These ancient diplomas, these capitulars all reveal to us the spirit of that time, and bring into being the inclinations of the king and the people, of the Church and of society. In this primitive legislation, there is nothing distinct, the different orders of ideas are confused and cross each other; ecclesiastical laws are not separated from civilians; the king capitulates to impose fasting and to raise tithes, while the councils apply themselves to establishing domestic society and political government. In vain would one want to order what is mixed and confused there: kings, bishops, priests and men of war communicate and lend each other their spirit; there is feudality in the church and there is church in feudality; there were bishops who carried the hawk in their hands for the forest of the Ardennes, and they were men of war who carried the abbot’s miter and crosier as a sign of their jurisdiction. In the midst of that society, the reign of Pippin is nothing but a great reparation for the benefit of the Church; the cherici had kept memory of the despoiling ordered by Carlo Martello, nor did they know such violence; men-at-arms could persecute the Church in the vigor of life, but the cherics awaited their death; those were the days of blackmail for them, and Pippin redeemed the sins of his father. We are left with diplomas and deeds of donation bearing the seal of Pepin, as prefect of the palace; other diplomas of widths and the cherici had kept memory of the despoiling ordered by Carlo Martello, nor did they know such violence; men-at-arms could persecute the Church in the vigor of life, but the cherics awaited their death; those were the days of blackmail for them, and Pippin redeemed the sins of his father. We are left with diplomas and deeds of donation bearing the seal of Pepin, as prefect of the palace; other diplomas of widths and the cherici had kept memory of the despoiling ordered by Carlo Martello, nor did they know such violence; men of arms could persecute the Church in the vigor of life, but the cherics awaited them at death; those were the days of blackmail for them, and Pippin redeemed the sins of his father. We are left with diplomas and deeds of donation bearing the seal of Pepin, as prefect of the palace; other diplomas of widths and [80]more numerous gifts mark the time he was king. San Dionigi is continually receiving tables of lands and levels; the churches of Treveri, of Metz, of Lorraine, are full of gifts. Besides, Pipino takes care to expand the other ecclesiastical assets with constant concern; whereby St. Dionysius sees his fairs confirmed; the monasteries of San Martino di Tours and San Michele have donations, and the churches of Nantua and Figeac obtain privileges for diplomas. He testifies in every place his gratitude to the bishops who made him king, and to the popes who sanctioned his podestà. And Rome, too, has great gratitude for what Pippin did in favor of Zechariah and Stephen, and we have a curious letter from the people and the Roman senate to the king of the Franks, in which they give him thanks for the freedom which he recovered from their hands. Lombards,
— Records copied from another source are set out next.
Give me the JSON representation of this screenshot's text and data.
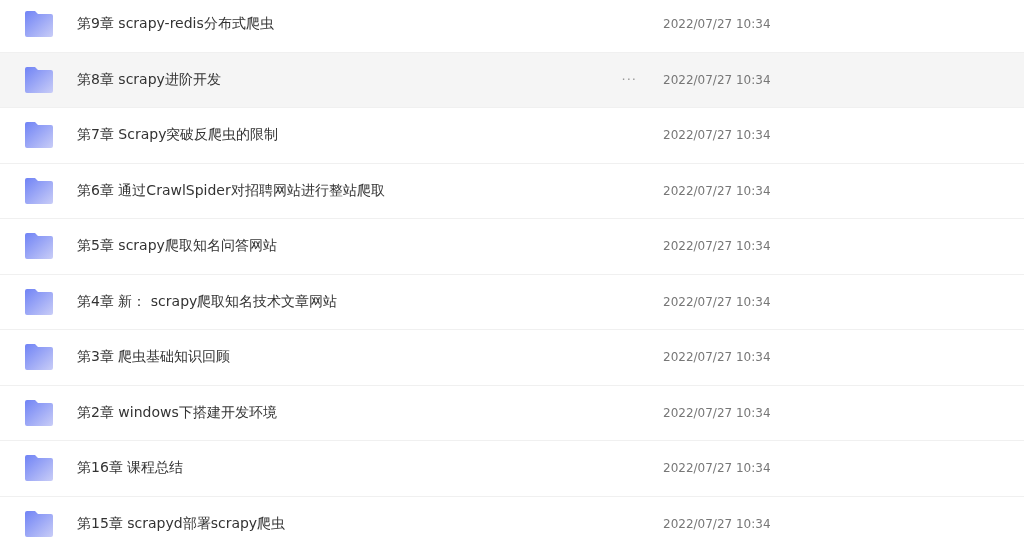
{
  "files": [
    {
      "name": "第9章 scrapy-redis分布式爬虫",
      "date": "2022/07/27 10:34"
    },
    {
      "name": "第8章 scrapy进阶开发",
      "date": "2022/07/27 10:34",
      "hovered": true,
      "more": "···"
    },
    {
      "name": "第7章 Scrapy突破反爬虫的限制",
      "date": "2022/07/27 10:34"
    },
    {
      "name": "第6章 通过CrawlSpider对招聘网站进行整站爬取",
      "date": "2022/07/27 10:34"
    },
    {
      "name": "第5章 scrapy爬取知名问答网站",
      "date": "2022/07/27 10:34"
    },
    {
      "name": "第4章 新： scrapy爬取知名技术文章网站",
      "date": "2022/07/27 10:34"
    },
    {
      "name": "第3章 爬虫基础知识回顾",
      "date": "2022/07/27 10:34"
    },
    {
      "name": "第2章 windows下搭建开发环境",
      "date": "2022/07/27 10:34"
    },
    {
      "name": "第16章 课程总结",
      "date": "2022/07/27 10:34"
    },
    {
      "name": "第15章 scrapyd部署scrapy爬虫",
      "date": "2022/07/27 10:34"
    }
  ]
}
Monasteries, churches, pontificate, such are the objects of the protection of the new king of the Franks; the cherics have raised him to the throne, the cherics have sanctified his kingdom, confirmed the possession of the crown and the head of the new lineage esteems them, but that no one will know how to keep himself in lordship, without seconding the strength that there has brought.